**TO DO**
Wherever a line holds the word "Daily", copy that line from the data.

--*--

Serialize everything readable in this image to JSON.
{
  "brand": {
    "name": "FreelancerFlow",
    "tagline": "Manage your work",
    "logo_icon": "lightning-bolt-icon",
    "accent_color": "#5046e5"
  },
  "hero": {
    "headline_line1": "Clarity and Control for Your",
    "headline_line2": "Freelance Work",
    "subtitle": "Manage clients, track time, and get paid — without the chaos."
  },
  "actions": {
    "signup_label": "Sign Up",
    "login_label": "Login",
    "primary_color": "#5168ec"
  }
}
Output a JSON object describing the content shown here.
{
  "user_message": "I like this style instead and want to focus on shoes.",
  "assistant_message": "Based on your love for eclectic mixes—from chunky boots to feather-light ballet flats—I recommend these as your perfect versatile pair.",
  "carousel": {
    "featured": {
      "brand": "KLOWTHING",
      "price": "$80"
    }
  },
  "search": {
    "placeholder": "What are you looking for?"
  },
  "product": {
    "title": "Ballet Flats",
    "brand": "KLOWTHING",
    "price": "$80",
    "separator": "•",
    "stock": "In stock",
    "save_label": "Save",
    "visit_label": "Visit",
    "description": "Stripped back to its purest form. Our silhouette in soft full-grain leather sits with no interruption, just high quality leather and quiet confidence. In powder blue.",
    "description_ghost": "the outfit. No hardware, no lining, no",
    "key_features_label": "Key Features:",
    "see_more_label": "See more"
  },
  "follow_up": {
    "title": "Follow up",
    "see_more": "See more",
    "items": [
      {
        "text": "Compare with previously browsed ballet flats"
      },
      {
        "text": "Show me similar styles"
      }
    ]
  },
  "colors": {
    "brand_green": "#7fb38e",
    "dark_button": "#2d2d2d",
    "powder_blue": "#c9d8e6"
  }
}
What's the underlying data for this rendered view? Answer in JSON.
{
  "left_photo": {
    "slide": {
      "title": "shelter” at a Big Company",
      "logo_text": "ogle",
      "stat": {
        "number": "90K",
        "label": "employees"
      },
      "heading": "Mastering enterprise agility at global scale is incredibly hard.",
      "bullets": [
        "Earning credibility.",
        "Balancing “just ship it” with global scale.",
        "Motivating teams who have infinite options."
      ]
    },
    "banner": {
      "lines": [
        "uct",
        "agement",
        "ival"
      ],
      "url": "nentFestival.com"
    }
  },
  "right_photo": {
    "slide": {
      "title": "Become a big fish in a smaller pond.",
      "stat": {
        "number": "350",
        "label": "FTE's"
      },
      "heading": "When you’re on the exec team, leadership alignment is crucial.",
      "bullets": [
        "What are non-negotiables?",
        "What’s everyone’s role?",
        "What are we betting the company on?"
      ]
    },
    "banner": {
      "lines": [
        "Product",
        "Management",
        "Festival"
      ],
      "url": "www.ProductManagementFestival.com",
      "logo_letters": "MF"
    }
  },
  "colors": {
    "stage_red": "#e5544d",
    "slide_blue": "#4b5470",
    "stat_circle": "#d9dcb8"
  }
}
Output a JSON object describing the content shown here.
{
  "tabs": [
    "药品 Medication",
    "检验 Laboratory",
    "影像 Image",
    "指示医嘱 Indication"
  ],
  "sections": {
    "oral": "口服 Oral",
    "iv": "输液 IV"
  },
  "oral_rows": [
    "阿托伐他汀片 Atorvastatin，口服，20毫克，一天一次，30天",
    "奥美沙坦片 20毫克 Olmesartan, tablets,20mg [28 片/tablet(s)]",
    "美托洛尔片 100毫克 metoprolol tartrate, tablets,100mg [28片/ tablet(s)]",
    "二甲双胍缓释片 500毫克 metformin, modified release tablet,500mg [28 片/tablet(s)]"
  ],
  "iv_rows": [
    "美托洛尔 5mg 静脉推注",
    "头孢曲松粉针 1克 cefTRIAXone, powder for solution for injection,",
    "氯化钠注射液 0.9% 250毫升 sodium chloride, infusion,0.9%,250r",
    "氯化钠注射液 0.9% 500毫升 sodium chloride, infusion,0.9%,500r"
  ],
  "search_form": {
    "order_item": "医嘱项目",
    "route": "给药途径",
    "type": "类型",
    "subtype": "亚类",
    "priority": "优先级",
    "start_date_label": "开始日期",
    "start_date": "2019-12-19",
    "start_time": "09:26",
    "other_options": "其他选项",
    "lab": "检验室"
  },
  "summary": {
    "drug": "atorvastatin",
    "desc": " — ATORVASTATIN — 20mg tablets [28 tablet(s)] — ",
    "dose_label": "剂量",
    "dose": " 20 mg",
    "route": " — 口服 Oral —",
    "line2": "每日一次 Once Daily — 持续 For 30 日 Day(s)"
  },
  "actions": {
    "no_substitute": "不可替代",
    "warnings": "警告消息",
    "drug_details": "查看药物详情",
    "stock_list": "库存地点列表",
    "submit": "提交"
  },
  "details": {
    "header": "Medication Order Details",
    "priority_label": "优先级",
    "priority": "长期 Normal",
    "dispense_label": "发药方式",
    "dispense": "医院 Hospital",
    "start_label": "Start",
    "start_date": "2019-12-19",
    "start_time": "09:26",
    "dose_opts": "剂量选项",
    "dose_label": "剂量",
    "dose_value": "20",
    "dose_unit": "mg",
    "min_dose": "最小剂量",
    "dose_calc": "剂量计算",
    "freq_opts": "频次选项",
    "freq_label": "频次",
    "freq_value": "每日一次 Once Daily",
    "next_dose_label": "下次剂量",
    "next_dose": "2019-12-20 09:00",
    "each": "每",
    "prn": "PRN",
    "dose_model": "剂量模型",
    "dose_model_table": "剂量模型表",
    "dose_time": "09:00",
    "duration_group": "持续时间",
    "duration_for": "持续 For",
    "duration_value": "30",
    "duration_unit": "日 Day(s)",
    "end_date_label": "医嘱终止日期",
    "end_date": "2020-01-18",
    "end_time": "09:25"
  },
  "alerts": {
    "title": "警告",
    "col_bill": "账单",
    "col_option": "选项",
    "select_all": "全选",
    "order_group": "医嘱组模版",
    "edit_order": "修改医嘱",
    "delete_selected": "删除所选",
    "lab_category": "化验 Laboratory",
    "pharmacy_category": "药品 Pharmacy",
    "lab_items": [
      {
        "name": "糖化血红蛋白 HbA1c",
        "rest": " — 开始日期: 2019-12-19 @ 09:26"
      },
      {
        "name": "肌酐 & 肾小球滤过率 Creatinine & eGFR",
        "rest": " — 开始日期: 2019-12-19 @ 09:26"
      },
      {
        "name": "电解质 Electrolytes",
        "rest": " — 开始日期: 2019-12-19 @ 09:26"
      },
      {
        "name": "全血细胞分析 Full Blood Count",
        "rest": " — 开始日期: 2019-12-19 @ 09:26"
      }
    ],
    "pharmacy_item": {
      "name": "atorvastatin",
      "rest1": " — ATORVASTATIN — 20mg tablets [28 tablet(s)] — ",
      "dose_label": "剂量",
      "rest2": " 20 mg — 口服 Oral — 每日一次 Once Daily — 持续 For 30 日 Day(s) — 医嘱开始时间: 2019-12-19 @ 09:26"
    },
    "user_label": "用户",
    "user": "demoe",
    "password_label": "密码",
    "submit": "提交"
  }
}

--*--

**THE ANSWER**
    "line2": "每日一次 Once Daily — 持续 For 30 日 Day(s)"
    "freq_value": "每日一次 Once Daily",
      "rest2": " 20 mg — 口服 Oral — 每日一次 Once Daily — 持续 For 30 日 Day(s) — 医嘱开始时间: 2019-12-19 @ 09:26"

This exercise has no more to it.